This is an unexpected challenge for all the world’s great faiths. Religion is changing because its deepest questions, those regarding the relationship between God and the world, are being asked in new ways. For the last several centuries, the primary questions regarding God and the world were of dogma or practice: Who is God? What must I do to be a good person or to be saved? Every religion answered such questions differently, and human beings typically accepted what their natal faith taught them. Religious institutions passed on particular traditions and served as mediating structures between that which was holy and that which was mundane. But faith questions now center on finding God – Where is God? – and figuring out what discovering the sacred here means – How does God’s presence enliven our actions in the world? Simply put, the informational queries of who and what, along with their authoritative answers, have been traded for the experiential and open-ended concerns of where and how.
Not only have the questions changed, but the way we ask them has changed as well. We no longer live isolated behind boundaries of ethnicity, race, or religion. We are connected in global community. We search the internet for answers; we ask our Buddhist or Hindu neighbors; we read our own sacred texts and the texts of others; we listen to preachers from the world’s religions. Answers are no longer confined to the opinions of a local priest, mullah, rabbi, or guru. The answers depend on us figuring this out together. This shift in religious consciousness is a worldwide phenomenon, a sort of divine web in which we are tangled. Although atheists and humanists might look upon this askance, as a return to superstition, it is equally legitimate to read the shift as a reenchantment of the world, a spiritual revolution of astonishing scope. And everyone is caught up in the web.
In 1974, anthropologist David Buchdahl argued that a culture’s understanding of God was central to its larger practices of social and political life. And when a culture’s God is under stress or undergoing revision, the whole system is strained. Buchdahl claimed, “A change in the conception of God is a cultural event of some magnitude, especially because the character of a culture is heavily influenced by the notion of God that predominates within it.” If that is true, and I believe it to be so, it is no longer a singular reality – for Buchdahl was speaking of “a culture – but this is now happening among many cultures, a planet-wide transformation of the way human life is shaped and organized. On the face of it, the question, “Where is God?” might appear to be an arcane theological notion, but it is, in reality, a profound contemporary global inquiry. Depending on how it is answered, “Where is God?” could be a social and political question with sweeping consequences for the future. To relocate God is to reground our lives.
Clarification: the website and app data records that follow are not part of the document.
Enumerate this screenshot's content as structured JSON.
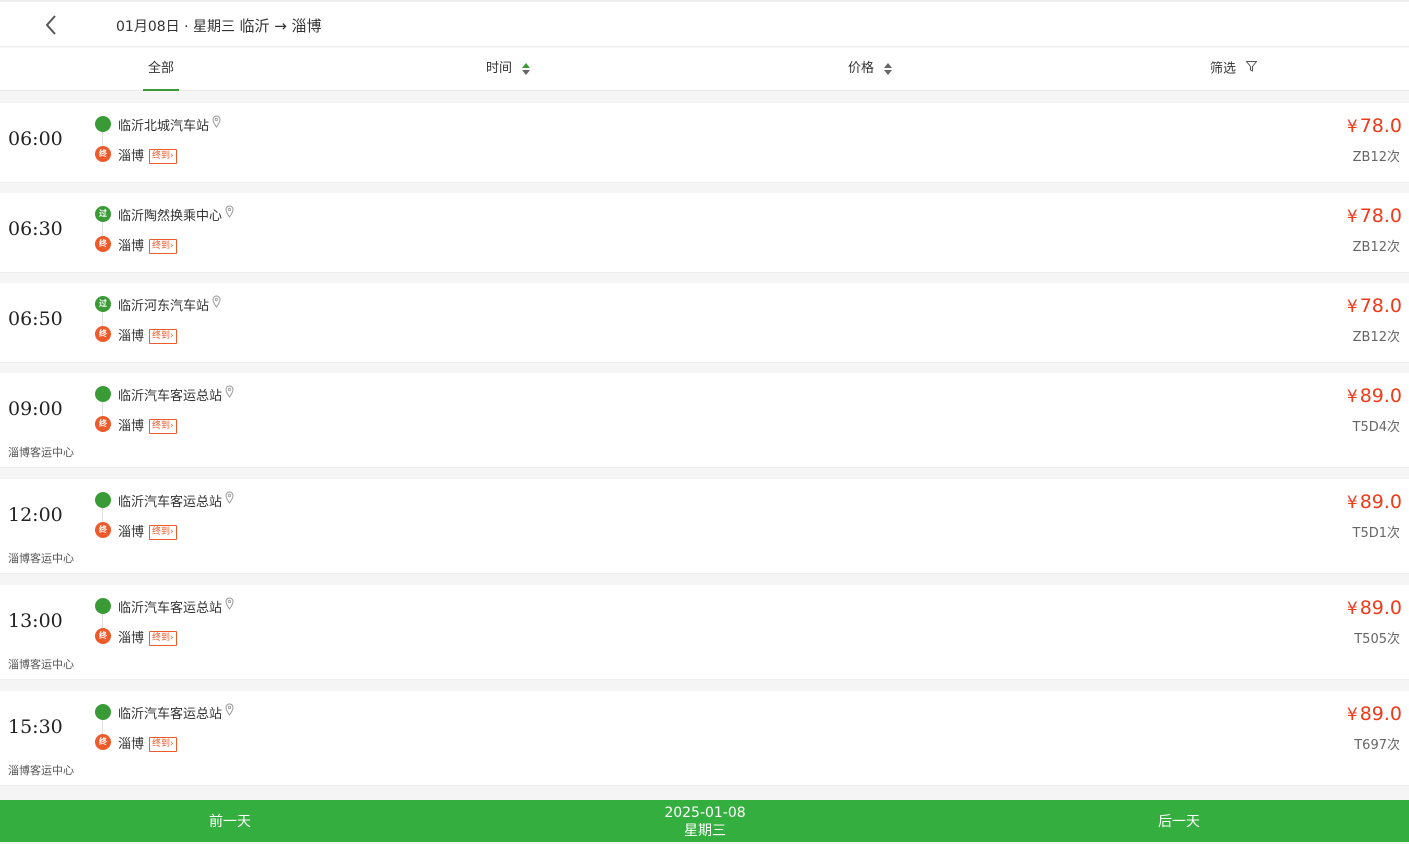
{
  "header": {
    "date": "01月08日 · 星期三",
    "route": "临沂 → 淄博"
  },
  "tabs": [
    {
      "label": "全部",
      "active": true
    },
    {
      "label": "时间"
    },
    {
      "label": "价格"
    },
    {
      "label": "筛选"
    }
  ],
  "colors": {
    "accent": "#3a9b36",
    "price": "#ee3b1a",
    "footer": "#34ae3e",
    "end_badge": "#ee5a2a"
  },
  "trips": [
    {
      "time": "06:00",
      "origin": "临沂北城汽车站",
      "origin_badge": "",
      "dest": "淄博",
      "dest_badge": "终",
      "dest_tag": "终到",
      "price": "78.0",
      "yen": "¥",
      "train": "ZB12次",
      "sub": ""
    },
    {
      "time": "06:30",
      "origin": "临沂陶然换乘中心",
      "origin_badge": "过",
      "dest": "淄博",
      "dest_badge": "终",
      "dest_tag": "终到",
      "price": "78.0",
      "yen": "¥",
      "train": "ZB12次",
      "sub": ""
    },
    {
      "time": "06:50",
      "origin": "临沂河东汽车站",
      "origin_badge": "过",
      "dest": "淄博",
      "dest_badge": "终",
      "dest_tag": "终到",
      "price": "78.0",
      "yen": "¥",
      "train": "ZB12次",
      "sub": ""
    },
    {
      "time": "09:00",
      "origin": "临沂汽车客运总站",
      "origin_badge": "",
      "dest": "淄博",
      "dest_badge": "终",
      "dest_tag": "终到",
      "price": "89.0",
      "yen": "¥",
      "train": "T5D4次",
      "sub": "淄博客运中心"
    },
    {
      "time": "12:00",
      "origin": "临沂汽车客运总站",
      "origin_badge": "",
      "dest": "淄博",
      "dest_badge": "终",
      "dest_tag": "终到",
      "price": "89.0",
      "yen": "¥",
      "train": "T5D1次",
      "sub": "淄博客运中心"
    },
    {
      "time": "13:00",
      "origin": "临沂汽车客运总站",
      "origin_badge": "",
      "dest": "淄博",
      "dest_badge": "终",
      "dest_tag": "终到",
      "price": "89.0",
      "yen": "¥",
      "train": "T505次",
      "sub": "淄博客运中心"
    },
    {
      "time": "15:30",
      "origin": "临沂汽车客运总站",
      "origin_badge": "",
      "dest": "淄博",
      "dest_badge": "终",
      "dest_tag": "终到",
      "price": "89.0",
      "yen": "¥",
      "train": "T697次",
      "sub": "淄博客运中心"
    }
  ],
  "footer": {
    "prev": "前一天",
    "date": "2025-01-08",
    "weekday": "星期三",
    "next": "后一天"
  }
}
Where is God? God is here. How shall we act upon that? Well, that is up to us.